Mass, and there the priest, dipping his thumb into ashes previously blessed, marks the forehead -- or in case of
clerics upon the place of the tonsure -- of each the sign of the cross, saying the words: "Remember, man, that thou art dust and unto dust thou shalt return."
The ashes used in this ceremony are made by burning the remains of the palms blessed on the Palm Sunday of the previous year.
In the blessing of the ashes four prayers are used, all of them ancient.
The ashes are sprinkled with holy water and honored with incense.
The celebrant himself, be he bishop or cardinal, receives, either standing or seated, the ashes from some other
priest, usually the highest in dignity of those present.
In earlier ages a penitential procession often followed the rite of the distribution of the ashes, but this is not now prescribed.
There can be no doubt that the custom of distributing the ashes to all the faithful arose from a devotional imitation of the practice observed in the case of public penitents.
But this devotional usage, the reception of a sacramental which is full of the symbolism of penance (cf. the "cor contritum quasi cinis" of the Dies irae) is of earlier date than was formerly supposed.
It is mentioned as of general observance for both clerics and faithful in the Synod of Beneventum, 1091 (Mansi,
XX 739), but nearly a hundred years earlier than this the Anglo-Saxon homilist Ælfric assumes that it applies to all classes of men.
"We read," he says,
in the books both in the Old Law and in the New that the men who repented of their sins bestrewed themselves with ashes and clothed their bodies with sackcloth.
Now let us do this little at the beginning of our Lent that we strew ashes upon our heads to signify that we ought to
repent of our sins during the Lenten fast.
And then he enforces this recommendation by the terrible example of a man who refused to go to church for the ashes on Ash Wednesday and who a few days after was accidentally killed in a boar hunt (Ælfric, Lives of Saints, ed. Skeat, I 262-266).
It is possible that the notion of penance which was suggested by the rite of Ash Wednesday was reinforced by the figurative exclusion from the sacred mysteries symbolized by the hanging of the Lenten veil before the sanctuary.
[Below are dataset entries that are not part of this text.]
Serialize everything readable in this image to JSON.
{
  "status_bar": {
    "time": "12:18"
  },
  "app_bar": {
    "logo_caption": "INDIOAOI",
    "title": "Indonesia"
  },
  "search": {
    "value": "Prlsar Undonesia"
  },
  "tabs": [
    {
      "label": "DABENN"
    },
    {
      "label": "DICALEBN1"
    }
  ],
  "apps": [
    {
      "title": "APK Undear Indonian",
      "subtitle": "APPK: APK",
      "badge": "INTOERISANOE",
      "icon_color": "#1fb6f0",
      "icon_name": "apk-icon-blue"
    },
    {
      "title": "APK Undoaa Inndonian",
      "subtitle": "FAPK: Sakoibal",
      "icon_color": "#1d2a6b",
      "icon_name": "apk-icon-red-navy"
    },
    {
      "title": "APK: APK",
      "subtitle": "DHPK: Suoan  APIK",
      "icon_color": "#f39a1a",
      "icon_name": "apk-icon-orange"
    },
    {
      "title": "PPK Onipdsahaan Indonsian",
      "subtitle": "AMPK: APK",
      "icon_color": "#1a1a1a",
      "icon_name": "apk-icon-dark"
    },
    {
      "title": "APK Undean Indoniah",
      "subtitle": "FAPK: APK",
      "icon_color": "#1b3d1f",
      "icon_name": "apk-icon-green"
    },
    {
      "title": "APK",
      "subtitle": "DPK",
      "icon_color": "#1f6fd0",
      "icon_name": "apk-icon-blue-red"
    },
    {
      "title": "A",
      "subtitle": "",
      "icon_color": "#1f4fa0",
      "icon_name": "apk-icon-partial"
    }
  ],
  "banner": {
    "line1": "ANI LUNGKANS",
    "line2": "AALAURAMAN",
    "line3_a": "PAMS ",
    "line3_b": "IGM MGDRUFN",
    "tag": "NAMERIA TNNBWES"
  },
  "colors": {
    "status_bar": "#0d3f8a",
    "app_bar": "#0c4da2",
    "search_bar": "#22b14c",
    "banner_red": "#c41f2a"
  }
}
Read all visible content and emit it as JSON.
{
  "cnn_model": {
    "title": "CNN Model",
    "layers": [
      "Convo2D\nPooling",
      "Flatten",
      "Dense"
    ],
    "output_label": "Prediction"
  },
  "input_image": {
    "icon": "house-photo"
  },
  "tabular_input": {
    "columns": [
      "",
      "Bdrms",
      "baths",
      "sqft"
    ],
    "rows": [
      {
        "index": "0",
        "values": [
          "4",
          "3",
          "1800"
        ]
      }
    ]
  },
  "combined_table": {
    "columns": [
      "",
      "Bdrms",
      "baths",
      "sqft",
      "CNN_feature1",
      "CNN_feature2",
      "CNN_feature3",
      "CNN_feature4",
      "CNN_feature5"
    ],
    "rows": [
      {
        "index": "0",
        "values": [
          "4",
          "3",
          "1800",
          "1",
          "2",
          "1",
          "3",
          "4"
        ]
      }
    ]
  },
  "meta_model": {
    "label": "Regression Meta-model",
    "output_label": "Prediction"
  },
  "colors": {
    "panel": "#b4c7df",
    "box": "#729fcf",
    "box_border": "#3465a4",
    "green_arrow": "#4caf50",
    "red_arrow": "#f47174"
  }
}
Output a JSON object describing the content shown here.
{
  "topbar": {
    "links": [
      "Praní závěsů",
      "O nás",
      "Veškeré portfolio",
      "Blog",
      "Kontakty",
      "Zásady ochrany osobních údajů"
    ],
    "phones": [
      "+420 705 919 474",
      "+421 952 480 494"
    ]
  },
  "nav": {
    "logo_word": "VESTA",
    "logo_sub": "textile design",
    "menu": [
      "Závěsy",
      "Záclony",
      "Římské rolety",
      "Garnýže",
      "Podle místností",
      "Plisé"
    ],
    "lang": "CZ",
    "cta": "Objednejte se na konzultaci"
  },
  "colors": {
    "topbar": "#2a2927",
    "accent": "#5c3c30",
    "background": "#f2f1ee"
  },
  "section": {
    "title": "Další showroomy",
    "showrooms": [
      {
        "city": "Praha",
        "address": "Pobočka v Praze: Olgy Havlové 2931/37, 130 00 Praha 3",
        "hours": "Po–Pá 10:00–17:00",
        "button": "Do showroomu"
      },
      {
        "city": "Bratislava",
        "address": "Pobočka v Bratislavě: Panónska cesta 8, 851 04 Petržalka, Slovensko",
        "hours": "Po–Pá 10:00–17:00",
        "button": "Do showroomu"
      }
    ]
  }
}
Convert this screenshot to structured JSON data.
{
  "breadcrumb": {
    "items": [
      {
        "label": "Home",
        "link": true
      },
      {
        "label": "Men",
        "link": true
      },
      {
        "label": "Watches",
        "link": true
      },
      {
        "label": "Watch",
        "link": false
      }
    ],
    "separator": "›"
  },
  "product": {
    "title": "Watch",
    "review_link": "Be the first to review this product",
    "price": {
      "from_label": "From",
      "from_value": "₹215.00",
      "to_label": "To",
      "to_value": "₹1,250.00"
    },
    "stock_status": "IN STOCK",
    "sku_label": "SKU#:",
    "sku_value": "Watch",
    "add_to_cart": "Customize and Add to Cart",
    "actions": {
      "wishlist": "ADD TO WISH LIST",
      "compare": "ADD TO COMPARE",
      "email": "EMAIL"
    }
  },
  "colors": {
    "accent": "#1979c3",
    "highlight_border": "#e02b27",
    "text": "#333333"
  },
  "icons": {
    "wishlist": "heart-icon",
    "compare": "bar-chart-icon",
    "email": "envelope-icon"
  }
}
Transcribed by Joseph P. Thomas
The Catholic Encyclopedia, Volume I
Copyright © 1911 by Robert Appleton Company
Online Edition Copyright © 1999 by Kevin Knight
Nihil Obstat, February 1, 1911. Remy Lafort, S.T.D., Censor
Imprimatur. +John Cardinal Farley, Archbishop of New York
Reprinted by permission of copyright owner.